→ **What is being asked**:
Could you count the lines in the entries beneath that hold the word "JSON"? Respond with the number alone.

[Data records for software interfaces]
========

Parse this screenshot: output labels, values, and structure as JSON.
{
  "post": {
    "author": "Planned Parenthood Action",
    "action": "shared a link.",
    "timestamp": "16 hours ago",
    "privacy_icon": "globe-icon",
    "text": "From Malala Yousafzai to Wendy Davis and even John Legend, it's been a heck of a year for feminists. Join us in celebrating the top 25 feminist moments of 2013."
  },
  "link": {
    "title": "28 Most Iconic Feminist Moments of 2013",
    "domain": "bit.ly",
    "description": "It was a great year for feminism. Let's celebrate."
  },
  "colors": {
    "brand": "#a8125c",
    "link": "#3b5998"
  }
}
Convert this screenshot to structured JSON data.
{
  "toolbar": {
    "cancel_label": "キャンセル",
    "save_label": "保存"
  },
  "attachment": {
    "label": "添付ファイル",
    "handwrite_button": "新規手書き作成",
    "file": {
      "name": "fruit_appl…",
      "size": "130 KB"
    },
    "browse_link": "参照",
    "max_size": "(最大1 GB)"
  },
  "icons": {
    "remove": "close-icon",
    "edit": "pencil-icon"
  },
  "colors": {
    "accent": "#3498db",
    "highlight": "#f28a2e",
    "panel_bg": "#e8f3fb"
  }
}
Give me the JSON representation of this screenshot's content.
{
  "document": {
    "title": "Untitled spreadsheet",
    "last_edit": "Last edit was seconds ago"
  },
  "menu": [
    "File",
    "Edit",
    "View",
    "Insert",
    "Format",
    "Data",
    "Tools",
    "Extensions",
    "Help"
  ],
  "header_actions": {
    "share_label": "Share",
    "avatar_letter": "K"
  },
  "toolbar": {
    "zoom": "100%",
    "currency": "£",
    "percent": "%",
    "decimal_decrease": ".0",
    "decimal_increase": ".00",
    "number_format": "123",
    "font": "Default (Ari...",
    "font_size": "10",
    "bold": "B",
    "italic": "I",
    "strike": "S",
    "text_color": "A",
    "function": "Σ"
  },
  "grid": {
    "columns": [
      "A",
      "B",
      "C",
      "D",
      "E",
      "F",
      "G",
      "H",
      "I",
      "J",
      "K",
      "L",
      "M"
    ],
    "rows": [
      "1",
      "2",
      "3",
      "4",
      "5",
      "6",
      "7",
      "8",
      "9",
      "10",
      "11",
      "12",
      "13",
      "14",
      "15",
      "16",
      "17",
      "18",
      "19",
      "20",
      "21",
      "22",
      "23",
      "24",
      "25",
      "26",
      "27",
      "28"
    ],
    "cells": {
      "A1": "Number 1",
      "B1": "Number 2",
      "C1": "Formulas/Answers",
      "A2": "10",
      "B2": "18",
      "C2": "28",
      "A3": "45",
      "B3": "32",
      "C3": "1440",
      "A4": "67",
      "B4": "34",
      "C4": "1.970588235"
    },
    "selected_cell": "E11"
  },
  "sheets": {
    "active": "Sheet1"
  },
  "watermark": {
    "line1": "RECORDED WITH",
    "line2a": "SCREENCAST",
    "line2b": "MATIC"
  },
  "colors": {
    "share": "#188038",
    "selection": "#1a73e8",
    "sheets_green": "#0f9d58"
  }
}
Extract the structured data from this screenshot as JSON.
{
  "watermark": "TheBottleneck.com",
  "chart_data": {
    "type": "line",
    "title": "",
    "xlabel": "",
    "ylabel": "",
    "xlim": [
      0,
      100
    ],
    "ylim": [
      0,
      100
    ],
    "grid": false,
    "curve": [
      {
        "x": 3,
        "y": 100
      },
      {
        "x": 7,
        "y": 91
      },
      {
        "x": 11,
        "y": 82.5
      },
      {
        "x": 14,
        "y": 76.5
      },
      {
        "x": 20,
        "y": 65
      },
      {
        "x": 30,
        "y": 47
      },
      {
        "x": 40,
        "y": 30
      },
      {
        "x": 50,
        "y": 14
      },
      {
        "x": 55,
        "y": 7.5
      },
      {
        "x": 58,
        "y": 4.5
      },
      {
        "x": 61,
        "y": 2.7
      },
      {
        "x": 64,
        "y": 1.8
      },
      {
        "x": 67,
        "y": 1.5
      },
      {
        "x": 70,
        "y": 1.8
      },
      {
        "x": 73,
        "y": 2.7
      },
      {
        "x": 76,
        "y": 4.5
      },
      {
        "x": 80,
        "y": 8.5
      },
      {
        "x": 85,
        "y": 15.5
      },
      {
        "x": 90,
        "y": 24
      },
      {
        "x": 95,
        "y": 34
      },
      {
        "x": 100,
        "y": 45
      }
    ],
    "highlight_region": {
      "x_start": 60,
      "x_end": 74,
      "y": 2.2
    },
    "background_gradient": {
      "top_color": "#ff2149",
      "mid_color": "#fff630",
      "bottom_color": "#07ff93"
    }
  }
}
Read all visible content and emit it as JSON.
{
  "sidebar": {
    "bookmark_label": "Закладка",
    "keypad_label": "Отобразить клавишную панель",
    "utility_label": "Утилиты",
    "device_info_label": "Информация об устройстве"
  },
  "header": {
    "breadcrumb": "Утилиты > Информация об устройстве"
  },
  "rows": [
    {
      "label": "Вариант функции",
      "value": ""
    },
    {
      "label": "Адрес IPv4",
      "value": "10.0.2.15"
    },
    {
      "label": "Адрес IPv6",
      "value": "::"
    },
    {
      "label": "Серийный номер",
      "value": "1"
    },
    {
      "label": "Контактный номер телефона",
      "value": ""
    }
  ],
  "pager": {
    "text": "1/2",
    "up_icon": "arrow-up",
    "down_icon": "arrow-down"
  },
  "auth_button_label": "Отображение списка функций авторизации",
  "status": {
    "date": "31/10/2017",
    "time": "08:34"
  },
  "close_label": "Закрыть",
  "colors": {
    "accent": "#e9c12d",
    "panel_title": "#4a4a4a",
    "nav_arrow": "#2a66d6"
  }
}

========

→ **Solution**:
5